In 2014, a Cuban infielder for the Chicago White Sox has made a huge impact in fantasy leagues.
Oh I'm sorry, did you think this was a Jose Abreu article?
Abreu has been terrific, hitting four homers and driving in 14 runs in his first 13 MLB games, but he hasn't come close to teammate and countryman Alexei Ramirez.
Ramirez has been the best player in fantasy baseball so far, hitting .420 with three home runs, 12 RBI, 11 runs, three steals and a 1.143 OPS.
The shortstop flashed an intriguing combination of power and speed as a rookie, but he hasn't been able to put it together yet and is now in his seventh season.
Ramirez has a 21-homer season and an 18-homer season on his resume. He also has a 30-steal season and a 20-steal season. Unfortunately, the 21- and 18- homer seasons both came with 13 steals, and his two best stolen-base years came with six and nine home runs, respectively.
Ramirez' power and speed contributions have gone in opposite directions -- his home runs declined from 18 to 15 to nine to six from 2010-13, while his steals increased from seven in 2011 to 20 in 2012 to 30 last year.
But his power has re-emerged this season because he has been both more aggressive and more selective. If you're wondering how that's possible, stay with me.
Ramirez' first-pitch swing rate of 38.9 percent is his highest since 2008, and he also has a chase rate of 33.8 percent, the second-lowest of his career and a dramatic decrease from last year's rate of 41.8 percent.
He hasn't been missing his pitch when it's come his way.
Ramirez has a z-contact rate (contact rate when swinging at pitches thrown in the strike zone) of 98.1 percent. That actually isn't too much higher than his career rate of 91.7 percent.
The lower chase rate has led to Ramirez striking out in just 5.6 percent of his plate appearances and walking in 7.4 percent. He fanned in 10.1 percent and walked in 3.9 percent of his plate appearances last year.
While all of these things portend greatness, fantasy owners should temper their expectations of how many home runs Ramirez can actually hit.
The shortstop is an extreme ground-ball hitter, recording a career ground-ball rate (GB%) of 47.1 percent and a GB% of 55.3 percent in 2014, and he also pops up frequently (career 14 percent infield fly-ball rate, 23.1 percent rate this year).
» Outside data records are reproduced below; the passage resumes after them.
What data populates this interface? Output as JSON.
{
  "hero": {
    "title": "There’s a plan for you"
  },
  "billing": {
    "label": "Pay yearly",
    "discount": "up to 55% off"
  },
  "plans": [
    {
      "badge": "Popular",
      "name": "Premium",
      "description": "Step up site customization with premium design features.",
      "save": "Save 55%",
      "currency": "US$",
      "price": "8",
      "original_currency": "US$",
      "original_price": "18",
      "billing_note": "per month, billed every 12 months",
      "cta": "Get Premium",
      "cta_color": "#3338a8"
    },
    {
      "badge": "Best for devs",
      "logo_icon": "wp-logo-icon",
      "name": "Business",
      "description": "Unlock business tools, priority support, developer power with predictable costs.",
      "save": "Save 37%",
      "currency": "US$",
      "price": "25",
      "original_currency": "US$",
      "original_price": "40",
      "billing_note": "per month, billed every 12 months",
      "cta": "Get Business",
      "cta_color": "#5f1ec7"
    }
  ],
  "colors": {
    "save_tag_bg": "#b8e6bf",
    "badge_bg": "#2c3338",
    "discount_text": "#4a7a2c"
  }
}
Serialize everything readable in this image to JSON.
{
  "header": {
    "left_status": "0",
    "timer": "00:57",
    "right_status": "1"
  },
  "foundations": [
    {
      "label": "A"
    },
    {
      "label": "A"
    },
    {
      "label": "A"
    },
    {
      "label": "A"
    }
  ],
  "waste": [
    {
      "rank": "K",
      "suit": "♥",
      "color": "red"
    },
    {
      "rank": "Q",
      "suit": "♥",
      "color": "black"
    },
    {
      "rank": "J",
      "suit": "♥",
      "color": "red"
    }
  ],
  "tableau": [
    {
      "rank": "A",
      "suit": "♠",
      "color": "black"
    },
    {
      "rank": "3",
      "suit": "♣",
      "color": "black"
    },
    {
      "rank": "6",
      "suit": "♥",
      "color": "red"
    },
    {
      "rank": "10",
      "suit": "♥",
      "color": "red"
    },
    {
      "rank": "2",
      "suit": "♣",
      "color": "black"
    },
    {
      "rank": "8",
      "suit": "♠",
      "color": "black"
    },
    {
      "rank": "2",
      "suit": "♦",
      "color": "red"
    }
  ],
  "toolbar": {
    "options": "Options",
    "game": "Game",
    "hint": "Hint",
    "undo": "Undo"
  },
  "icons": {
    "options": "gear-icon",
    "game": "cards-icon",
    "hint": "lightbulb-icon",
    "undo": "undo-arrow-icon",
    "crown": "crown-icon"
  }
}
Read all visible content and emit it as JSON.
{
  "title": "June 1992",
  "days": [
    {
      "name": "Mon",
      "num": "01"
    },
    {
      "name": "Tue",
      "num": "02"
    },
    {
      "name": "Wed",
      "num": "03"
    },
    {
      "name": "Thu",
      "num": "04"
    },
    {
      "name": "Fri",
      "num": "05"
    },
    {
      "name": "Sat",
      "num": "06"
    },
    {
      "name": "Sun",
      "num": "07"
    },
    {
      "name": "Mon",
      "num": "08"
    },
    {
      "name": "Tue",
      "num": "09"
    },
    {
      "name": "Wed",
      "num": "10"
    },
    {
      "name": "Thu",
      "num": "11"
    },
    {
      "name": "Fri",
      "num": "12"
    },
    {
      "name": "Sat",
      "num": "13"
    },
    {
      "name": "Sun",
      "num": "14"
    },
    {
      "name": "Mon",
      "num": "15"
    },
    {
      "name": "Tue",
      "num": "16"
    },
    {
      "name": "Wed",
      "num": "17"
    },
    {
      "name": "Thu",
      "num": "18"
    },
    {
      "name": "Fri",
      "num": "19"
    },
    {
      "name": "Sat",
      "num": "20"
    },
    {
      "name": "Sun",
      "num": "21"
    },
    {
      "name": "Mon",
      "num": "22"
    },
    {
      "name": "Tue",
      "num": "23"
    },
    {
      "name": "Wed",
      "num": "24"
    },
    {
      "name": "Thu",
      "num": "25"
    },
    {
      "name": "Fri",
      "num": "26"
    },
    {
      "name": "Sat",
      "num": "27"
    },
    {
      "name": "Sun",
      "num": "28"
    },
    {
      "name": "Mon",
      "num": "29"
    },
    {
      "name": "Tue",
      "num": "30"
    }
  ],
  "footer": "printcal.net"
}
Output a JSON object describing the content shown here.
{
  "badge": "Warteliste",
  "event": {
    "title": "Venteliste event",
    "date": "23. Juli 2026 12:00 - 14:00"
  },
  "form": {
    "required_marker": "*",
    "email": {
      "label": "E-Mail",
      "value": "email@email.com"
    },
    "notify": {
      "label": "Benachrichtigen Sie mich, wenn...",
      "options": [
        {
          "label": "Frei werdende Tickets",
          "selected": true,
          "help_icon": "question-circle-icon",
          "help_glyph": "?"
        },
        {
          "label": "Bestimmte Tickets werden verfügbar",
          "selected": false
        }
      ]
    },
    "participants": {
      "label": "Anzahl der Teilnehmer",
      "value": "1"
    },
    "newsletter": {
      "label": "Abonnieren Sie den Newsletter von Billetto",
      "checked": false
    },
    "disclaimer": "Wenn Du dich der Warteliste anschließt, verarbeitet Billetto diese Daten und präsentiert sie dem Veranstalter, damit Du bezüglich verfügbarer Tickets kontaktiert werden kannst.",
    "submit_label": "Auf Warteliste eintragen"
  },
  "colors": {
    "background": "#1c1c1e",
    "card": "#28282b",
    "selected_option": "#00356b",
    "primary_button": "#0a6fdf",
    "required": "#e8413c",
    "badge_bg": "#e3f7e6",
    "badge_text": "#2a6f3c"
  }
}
That means that a chunk of the fly balls he does hit never reach the outfield and are no better than grounders as far as home runs are concerned.
Still, Ramirez is doing a much better job of finding pitches to crush in 2014 and a 15-30 season is definitely within reach.